The Adams Pro Golf Tour, which partners with local non-profits to create professional golf tournaments for athletes preparing for careers as PGA golfers, also makes regular stops in Abilene.
“It’s great for the community. We have a large amount of volunteers and spectators that participate and it contributes economically as well,” says Schultz.
The good news for golf continues in Binghamton, New York. Now totally recovered from recent flood damage, Binghamton’s En-Joie Golf Club is welcoming back increasing numbers of golfers eager to play its celebrated course. The flood effects weren’t all bad, however. En-Joie is the host of the Dick’s Sporting Goods Open, part of the PGA Champions tour, and attendance is growing, thanks possibly to the floodwaters.

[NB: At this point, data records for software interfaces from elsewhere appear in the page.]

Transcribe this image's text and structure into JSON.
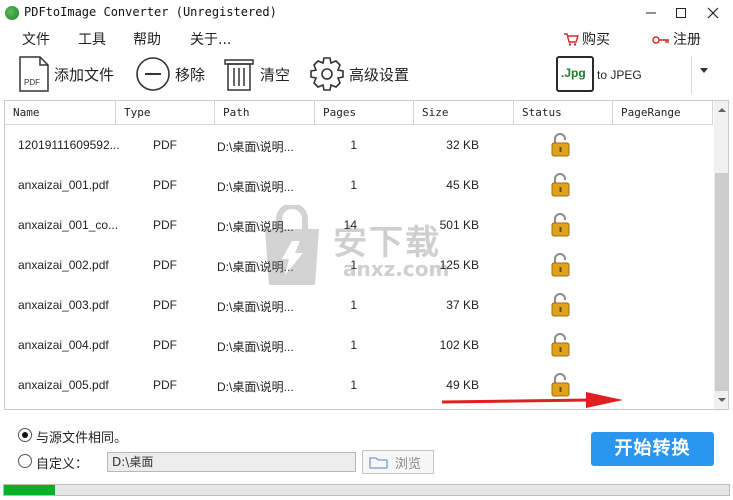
{
  "window": {
    "title": "PDFtoImage Converter (Unregistered)",
    "minimize_icon": "minimize-icon",
    "maximize_icon": "maximize-icon",
    "close_icon": "close-icon"
  },
  "menu": {
    "items": [
      "文件",
      "工具",
      "帮助",
      "关于..."
    ],
    "buy": "购买",
    "register": "注册"
  },
  "toolbar": {
    "add_files": "添加文件",
    "remove": "移除",
    "clear": "清空",
    "advanced": "高级设置",
    "format_badge": ".Jpg",
    "format_label": "to JPEG"
  },
  "table": {
    "columns": [
      "Name",
      "Type",
      "Path",
      "Pages",
      "Size",
      "Status",
      "PageRange"
    ],
    "rows": [
      {
        "name": "12019111609592...",
        "type": "PDF",
        "path": "D:\\桌面\\说明...",
        "pages": "1",
        "size": "32 KB"
      },
      {
        "name": "anxaizai_001.pdf",
        "type": "PDF",
        "path": "D:\\桌面\\说明...",
        "pages": "1",
        "size": "45 KB"
      },
      {
        "name": "anxaizai_001_co...",
        "type": "PDF",
        "path": "D:\\桌面\\说明...",
        "pages": "14",
        "size": "501 KB"
      },
      {
        "name": "anxaizai_002.pdf",
        "type": "PDF",
        "path": "D:\\桌面\\说明...",
        "pages": "1",
        "size": "125 KB"
      },
      {
        "name": "anxaizai_003.pdf",
        "type": "PDF",
        "path": "D:\\桌面\\说明...",
        "pages": "1",
        "size": "37 KB"
      },
      {
        "name": "anxaizai_004.pdf",
        "type": "PDF",
        "path": "D:\\桌面\\说明...",
        "pages": "1",
        "size": "102 KB"
      },
      {
        "name": "anxaizai_005.pdf",
        "type": "PDF",
        "path": "D:\\桌面\\说明...",
        "pages": "1",
        "size": "49 KB"
      }
    ]
  },
  "watermark": {
    "text": "安下载",
    "sub": "anxz.com"
  },
  "output": {
    "same_as_source": "与源文件相同。",
    "custom": "自定义：",
    "path_value": "D:\\桌面",
    "browse": "浏览",
    "start": "开始转换"
  },
  "progress": {
    "fraction": 0.07
  },
  "colors": {
    "accent": "#2a96f0",
    "progress": "#06b025",
    "lock": "#e0a21a",
    "arrow": "#e02020"
  }
}
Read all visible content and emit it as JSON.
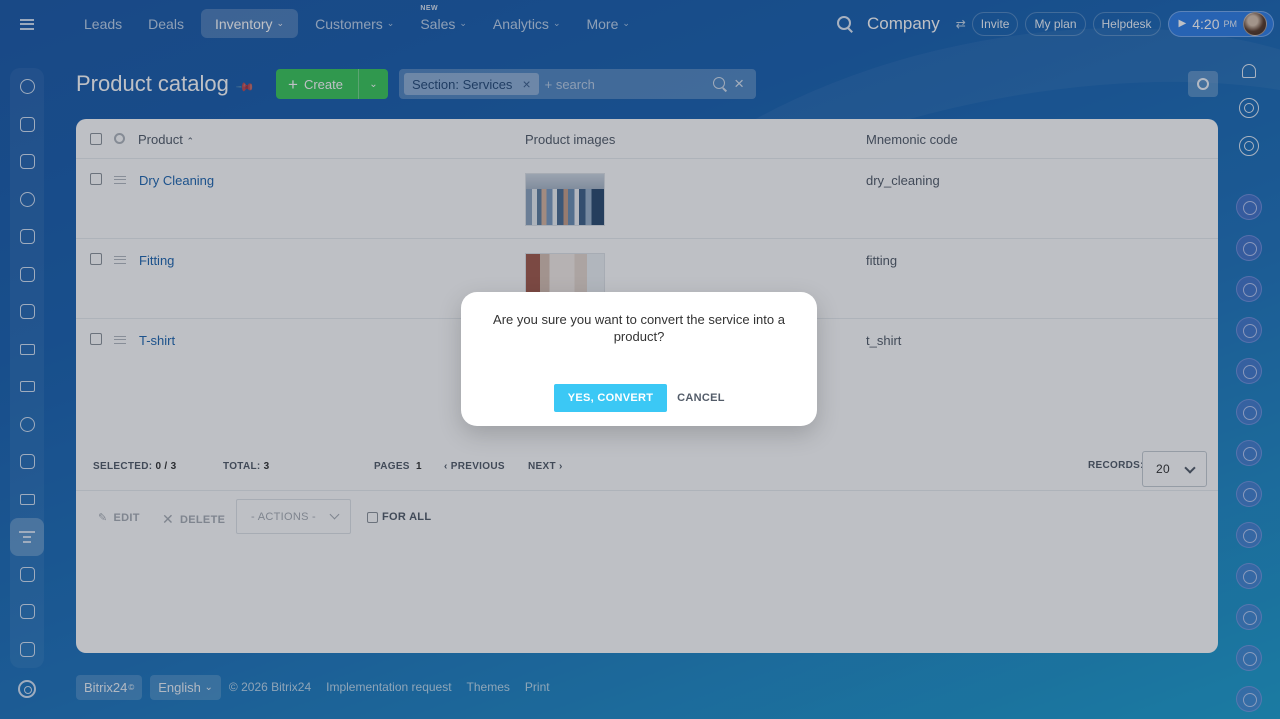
{
  "topnav": {
    "items": [
      {
        "label": "Leads",
        "chevron": false,
        "new": ""
      },
      {
        "label": "Deals",
        "chevron": false,
        "new": ""
      },
      {
        "label": "Inventory",
        "chevron": true,
        "new": "",
        "active": true
      },
      {
        "label": "Customers",
        "chevron": true,
        "new": ""
      },
      {
        "label": "Sales",
        "chevron": true,
        "new": "NEW"
      },
      {
        "label": "Analytics",
        "chevron": true,
        "new": ""
      },
      {
        "label": "More",
        "chevron": true,
        "new": ""
      }
    ],
    "company": "Company",
    "invite": "Invite",
    "my_plan": "My plan",
    "helpdesk": "Helpdesk",
    "clock_time": "4:20",
    "clock_ampm": "PM"
  },
  "page": {
    "title": "Product catalog",
    "create_label": "Create",
    "filter_chip": "Section: Services",
    "search_placeholder": "+ search"
  },
  "table": {
    "columns": {
      "product": "Product",
      "images": "Product images",
      "code": "Mnemonic code"
    },
    "rows": [
      {
        "name": "Dry Cleaning",
        "code": "dry_cleaning"
      },
      {
        "name": "Fitting",
        "code": "fitting"
      },
      {
        "name": "T-shirt",
        "code": "t_shirt"
      }
    ],
    "footer": {
      "selected_label": "SELECTED:",
      "selected_value": "0 / 3",
      "total_label": "TOTAL:",
      "total_value": "3",
      "pages_label": "PAGES",
      "pages_value": "1",
      "previous": "PREVIOUS",
      "next": "NEXT",
      "records_label": "RECORDS:",
      "records_value": "20"
    },
    "actions": {
      "edit": "EDIT",
      "delete": "DELETE",
      "actions_select": "- ACTIONS -",
      "for_all": "FOR ALL"
    }
  },
  "footer": {
    "brand": "Bitrix24",
    "brand_mark": "©",
    "language": "English",
    "copyright": "© 2026 Bitrix24",
    "links": [
      "Implementation request",
      "Themes",
      "Print"
    ]
  },
  "dialog": {
    "message": "Are you sure you want to convert the service into a product?",
    "confirm": "YES, CONVERT",
    "cancel": "CANCEL"
  },
  "colors": {
    "accent_green": "#3bc85b",
    "confirm_blue": "#3bc8f5",
    "link_blue": "#2067b0"
  }
}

“At first, we hosted in June, but the Open has been moved to mid-August because of the flood issues,” says Judi Hess, tourism and special events manager, Binghamton Convention and Visitors Bureau. “That has helped our numbers, because the closer you get to the end of the season more critical each match becomes. You get higher caliber golfers, and your attendance increases.”
More golf fans can certainly mean more golf players, and Binghamton is doing its part to give those players more opportunity as well. Binghamton offers a golf package to visitors, and sales increased by 10 percent in 2013.
“For 2014, we’re really excited. For the past few years, our package offered three courses and three hotels, and this year, En-Joie is finally recovered from flood damage and can take the increase in play. So we’re able to add the pro tour course to the package.”
Golf is making a strong showing in the central U.S. as well, where growing turnout for adult tournaments, as well as an increase in youth golf development, promise that golf’s growth is here to stay.
“We host many state tournaments and adult events, and they’re always steady,” says Domico Rodriguez, director of sports & events, Rapid City Convention & Visitors Bureau in Rapid City, South Dakota. “There’s also been a big push at Meadowbrook municipal golf course to get youth involved, with camps and classes throughout the summer.”
As with any sport, any event is more successful when there are people in the community who get the sport and support it, and Rapid City is no different.
“I’m a golfer, and I have a young son who’s three,” says Rodriguez. “These early golf programs are really important because golf is difficult. Anyone who plays golf knows that there are so many intricacies to a golf swing. Kids need to see improvement or they won’t stick with it.
Fortunately, golfers young and old have an excellent course where they can improve. Meadowbrook Golf Course, named in 2012 one of the three best South Dakota courses by Golf Week, is using its off-season to create an even better golfing experience, with renovations wrapping up this fall.
Planning for Golf’s Growth
“To do youth golf events, I think it’s really important that planners do their homework,” explains Ross. “We base our schedule on school dates, when juniors are off from school. We look at weather, too. You want to be sure you can finish the event. And you have to take into account the costs. We have over a hundred corporate sponsors, allowing us to offer Achieving Competitive Excellence (ACE) grants to juniors who have the ability but not the financial resources.”
Venue selection comes first, says USGA Executive Director Mike Davis, and the community must also measure up.
“Before a venue is selected it is carefully examined by the USGA to ensure it meets key criteria. First and foremost, the golf course must be of excellent quality and design. Can it be set up to adequately test the world's best players? If the answer is "yes," the USGA staff then thoroughly study the operational aspects of the site and local community,” says Davis.
This is golf’s bottom line: with a proactive approach, things are looking up. Golf is growing from the ground up, with its communities and courses leading the way.
[i] “Thoughts from the Golf Industry Show.” Darius Hatami, MAI, Managing Director, HVS Golf Services. July 10, 2013.